The Drums Preview New Album 'Encyclopedia' at Glimmering Rooftop Show

The Drums' Jacob Graham and Jonny Pierce. 

"From here on out begins the new chapter of the Drums," singer Jonny Pierce told a small but devoted crowd packed awkwardly onto the rooftop of Manhattan's Novotel for the Brooklyn-via-Florida duo's first show in years. He and multi-instrumentalist Jacob Graham then left behind the frothy bounce of 2010's "Portamento" and launched into the dark, reverbed twangs and theremin wails of "Magic Mountain," the first single off the Drums' forthcoming third album, "Encyclopedia." 

"Our new record sounds just like that," Pierce laughed, illuminated by red stage lights and the bright billboards of Times Square behind him, featuring Pitbull endorsing Hennessy and Conan O'Brien in "Sharktopus vs. Pteracuda." "It's a rude awakening."  

The Drums' first album in three years (and the first since their debut, 2009's "Summer!" EP, with just founding members Pierce and Graham) was born out of a similar shock to the system. In September of 2010, while on the American leg of their tour for "Portamento," guitarist Connor Harwick abruptly quit the band. "My heart was very broken," Pierce tells Billboard in their hotel room before the Drums' short set. "You build something with someone, a group of people, and to see that disintegrate, deteriorate, and fall apart was very painful for me."

After embarking on solo efforts (Pierce has released one single but his album as Queen Nail has yet to be released; one of Graham's songs, a folk "ballad" called "Wild Geese," appears on "Encyclopedia"), he and Graham were ready to come back together and give the Drums another try. They holed up in a lakeside cabin in upstate New York and "went crazy," says Graham. "That's when it occurred to me that we can have fun with this and make a record that's interesting and bizarre.'"

"'Anne of Green Gables' on acid," adds Pierce, referring to those first test songs. "All these sounds coming, like, from fireworks effects." 

 Following their cabin fever catharsis, the two returned to the city and set up shop -- a folding table, laptop, and some other equipment -- in Williamsburg's Scientific Laboratories rehearsal studio. "It sounds a lot fancier than it is," says Graham.

"Four walls and no air conditioning," adds Pierce, who "hated" the space. "It was so depressing to me. But sometimes you have to go there to feel something.
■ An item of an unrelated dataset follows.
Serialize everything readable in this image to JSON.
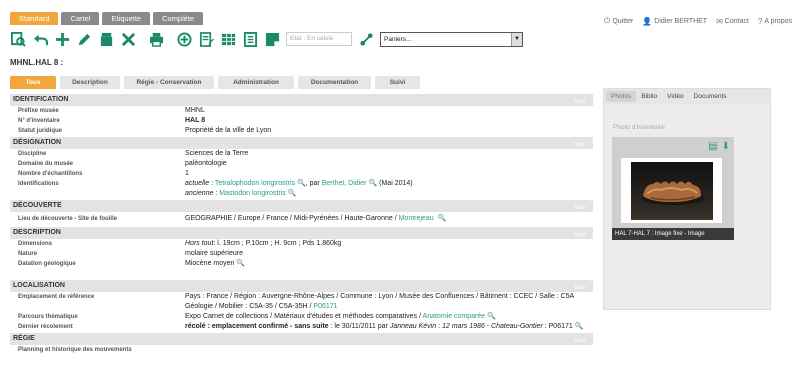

Makes me think of [Fleetwood Mac's] song 'Gypsy': she had to leave that fabulous life and live on the floor."

The resulting cathartic collection of tracks departs from the Drums' signature "tonal palette," as Graham calls it. With taut, spindly guitar lines, liberal sprinklings of tambourine, and uptempo kick drums that belie the brooding, thoughtful content matter of songs like "Best Friend" ("You were my best friend, but then you died"), or "Book of Stories" ("I thought life was getting easier, but it's only getting harder"), both on their self-titled debut LP. Though the group held nothing back onstage -- Pierce is known for his flamboyant dancing, which includes gracefully flailing of his impeccably clad limbs -- their albums hewed tightly to a rhythmic and melodic aesthetic, a sort of restraint the Drums were determined to dispense with on "Encyclopedia." 

"When something got too majestic or too big, we'd tone it down, put a blanket over the whole thing," says Pierce. This time, he wanted to "really go for it without worrying about anyone's approval or anyone's opinion." 

"This album doesn't pass the Brooklyn cool test," adds Graham, who may not be giving "Encyclopedia" enough credit. The line for the show that wrapped twice around the Broadway block between 51st and 52nd ("Are these guys really famous or something?" one passerby asked. "Kind of?" someone answered) demonstrated a fanbase willing and ready to hear what he and Pierce will come up with next. While new songs don't always bop along at the relentlessly upbeat pace of the group's older material, they're still clearly Drums songs.

"With our past work, we've always let it exist in its own world," says Graham, "and on this record we tried to do it more than we thought we were capable of doing."